The uniform of officers was similar to that of the grenadier with a more elaborate mitre cap and a silver braid bordering the cuffs. Officers also wore a red and white sash around the waist.

Musicians

Musicians wore a uniform similar to that of the grenadiers, heavily decorated with white and silver braids.

Colours

At the Combat of Speyerbach, the regiment's colour was captured by the French and had long been on display at Notre Dame de Paris and reproduced in "Les Triomphes de Louis XIV", a collection of five books now kept at the Cabinet des Estampes of the Bibliothèque Nationale de Paris.

Leibfahne: white field; centre device consisting of the god Mars enthroned on trophies and holding a sword in his left hand and a palm branches in his right hand.; within the palm branches, the crowned arms of the Landgraviate of Hesse-Kassel; above the centre device, a light blue scroll with the motto "HASSORVM GLORIA".

Leibfahne in 1703 - Copyright: Kronoskaf

References

Army Hesse-Kassel: Grundlage zur Militär-Geschichte des Landgräflich Hessischen Corps.

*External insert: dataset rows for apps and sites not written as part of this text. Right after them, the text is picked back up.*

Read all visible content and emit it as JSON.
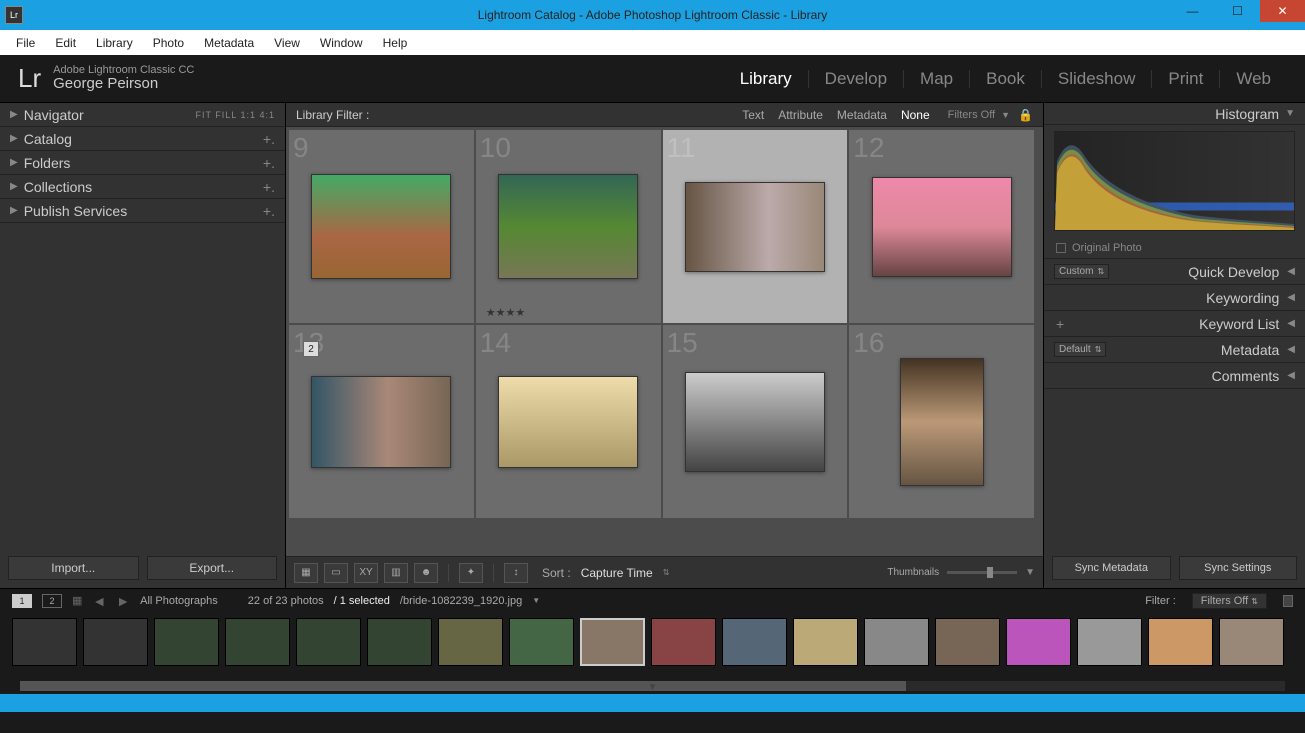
{
  "window": {
    "title": "Lightroom Catalog - Adobe Photoshop Lightroom Classic - Library",
    "badge": "Lr"
  },
  "menu": [
    "File",
    "Edit",
    "Library",
    "Photo",
    "Metadata",
    "View",
    "Window",
    "Help"
  ],
  "header": {
    "logo": "Lr",
    "product": "Adobe Lightroom Classic CC",
    "user": "George Peirson",
    "modules": [
      "Library",
      "Develop",
      "Map",
      "Book",
      "Slideshow",
      "Print",
      "Web"
    ],
    "active_module": "Library"
  },
  "left_panel": {
    "navigator": {
      "label": "Navigator",
      "zoom": "FIT   FILL   1:1   4:1"
    },
    "sections": [
      "Catalog",
      "Folders",
      "Collections",
      "Publish Services"
    ],
    "import": "Import...",
    "export": "Export..."
  },
  "filter_bar": {
    "label": "Library Filter :",
    "options": [
      "Text",
      "Attribute",
      "Metadata",
      "None"
    ],
    "active": "None",
    "filters_off": "Filters Off"
  },
  "grid": {
    "cells": [
      {
        "n": "9",
        "kind": "bridge"
      },
      {
        "n": "10",
        "kind": "deer",
        "stars": "★★★★"
      },
      {
        "n": "11",
        "kind": "bride",
        "selected": true
      },
      {
        "n": "12",
        "kind": "boat"
      },
      {
        "n": "13",
        "kind": "girl13",
        "stack": "2"
      },
      {
        "n": "14",
        "kind": "girl14"
      },
      {
        "n": "15",
        "kind": "bw"
      },
      {
        "n": "16",
        "kind": "girl16"
      }
    ]
  },
  "toolbar": {
    "sort_label": "Sort :",
    "sort_value": "Capture Time",
    "thumb_label": "Thumbnails"
  },
  "right_panel": {
    "histogram": "Histogram",
    "original": "Original Photo",
    "quick_develop": {
      "dropdown": "Custom",
      "label": "Quick Develop"
    },
    "keywording": "Keywording",
    "keyword_list": "Keyword List",
    "metadata": {
      "dropdown": "Default",
      "label": "Metadata"
    },
    "comments": "Comments",
    "sync_meta": "Sync Metadata",
    "sync_settings": "Sync Settings"
  },
  "info_bar": {
    "pages": [
      "1",
      "2"
    ],
    "source": "All Photographs",
    "count": "22 of 23 photos",
    "selected": "/ 1 selected",
    "filename": "/bride-1082239_1920.jpg",
    "filter_label": "Filter :",
    "filter_value": "Filters Off"
  },
  "filmstrip": {
    "count": 18,
    "selected_index": 8,
    "stars_index": 7
  }
}
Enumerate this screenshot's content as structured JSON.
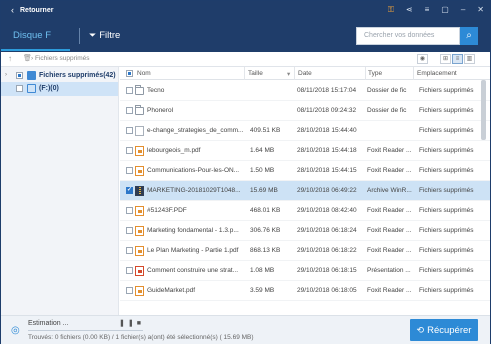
{
  "titlebar": {
    "back_label": "Retourner",
    "icons": [
      "key-icon",
      "share-icon",
      "menu-icon",
      "restore-icon",
      "minimize-icon",
      "close-icon"
    ]
  },
  "toolbar": {
    "disk_tab": "Disque F",
    "filter_label": "Filtre",
    "search_placeholder": "Chercher vos données"
  },
  "breadcrumb": {
    "path": "Fichiers supprimés"
  },
  "tree": [
    {
      "label": "Fichiers supprimés(42)",
      "checked": "partial"
    },
    {
      "label": "(F:)(0)",
      "checked": "none"
    }
  ],
  "columns": {
    "name": "Nom",
    "size": "Taille",
    "date": "Date",
    "type": "Type",
    "location": "Emplacement"
  },
  "files": [
    {
      "name": "Tecno",
      "size": "",
      "date": "08/11/2018 15:17:04",
      "type": "Dossier de fic",
      "location": "Fichiers supprimés",
      "icon": "folder",
      "checked": false
    },
    {
      "name": "Phonerol",
      "size": "",
      "date": "08/11/2018 09:24:32",
      "type": "Dossier de fic",
      "location": "Fichiers supprimés",
      "icon": "folder",
      "checked": false
    },
    {
      "name": "e-change_strategies_de_comm...",
      "size": "409.51 KB",
      "date": "28/10/2018 15:44:40",
      "type": "",
      "location": "Fichiers supprimés",
      "icon": "doc",
      "checked": false
    },
    {
      "name": "lebourgeois_m.pdf",
      "size": "1.64 MB",
      "date": "28/10/2018 15:44:18",
      "type": "Foxit Reader ...",
      "location": "Fichiers supprimés",
      "icon": "pdf",
      "checked": false
    },
    {
      "name": "Communications-Pour-les-ON...",
      "size": "1.50 MB",
      "date": "28/10/2018 15:44:15",
      "type": "Foxit Reader ...",
      "location": "Fichiers supprimés",
      "icon": "pdf",
      "checked": false
    },
    {
      "name": "MARKETING-20181029T1048...",
      "size": "15.69 MB",
      "date": "29/10/2018 06:49:22",
      "type": "Archive WinR...",
      "location": "Fichiers supprimés",
      "icon": "arch",
      "checked": true
    },
    {
      "name": "#51243F.PDF",
      "size": "468.01 KB",
      "date": "29/10/2018 08:42:40",
      "type": "Foxit Reader ...",
      "location": "Fichiers supprimés",
      "icon": "pdf",
      "checked": false
    },
    {
      "name": "Marketing fondamental - 1.3.p...",
      "size": "306.76 KB",
      "date": "29/10/2018 06:18:24",
      "type": "Foxit Reader ...",
      "location": "Fichiers supprimés",
      "icon": "pdf",
      "checked": false
    },
    {
      "name": "Le Plan Marketing - Partie 1.pdf",
      "size": "868.13 KB",
      "date": "29/10/2018 06:18:22",
      "type": "Foxit Reader ...",
      "location": "Fichiers supprimés",
      "icon": "pdf",
      "checked": false
    },
    {
      "name": "Comment construire une strat...",
      "size": "1.08 MB",
      "date": "29/10/2018 06:18:15",
      "type": "Présentation ...",
      "location": "Fichiers supprimés",
      "icon": "ppt",
      "checked": false
    },
    {
      "name": "GuideMarket.pdf",
      "size": "3.59 MB",
      "date": "29/10/2018 06:18:05",
      "type": "Foxit Reader ...",
      "location": "Fichiers supprimés",
      "icon": "pdf",
      "checked": false
    }
  ],
  "status": {
    "estimation_label": "Estimation ...",
    "found_text": "Trouvés: 0 fichiers (0.00 KB) / 1 fichier(s) a(ont) été sélectionné(s) ( 15.69 MB)",
    "recover_label": "Récupérer"
  },
  "colors": {
    "titlebar_bg": "#1f3d6a",
    "accent": "#2d8ad6",
    "selected_row": "#cde2f5"
  }
}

Cassel 1798, pp. 250-251

Böhm, Uwe Peter: Hessisches Militär: Die Truppen der Landgrafschaft Hessen-Kassel 1672-1806, Herausgegeben im Auftrag der Deutschen Gesellschaft für Heereskunde e.V., Beckum 1986

Goldberg, Claus-Peter und Jean Belaubre: Hessen-Kassel 1701-1714. Kaltenkirchen 1995, pp. 10-11

Witzel, Rudolf: Hessen Kassels Regimenter in der Allierten Armee 1762, bearb. u. hrsg. von Ingo Kroll, Norderstedt 2007, pp. 97-99

N.B.: the section Service during the War is partly derived from our articles depicting the various campaigns, battles and sieges.

Acknowledgements"

Björn Wiegand for a major overhaul of the article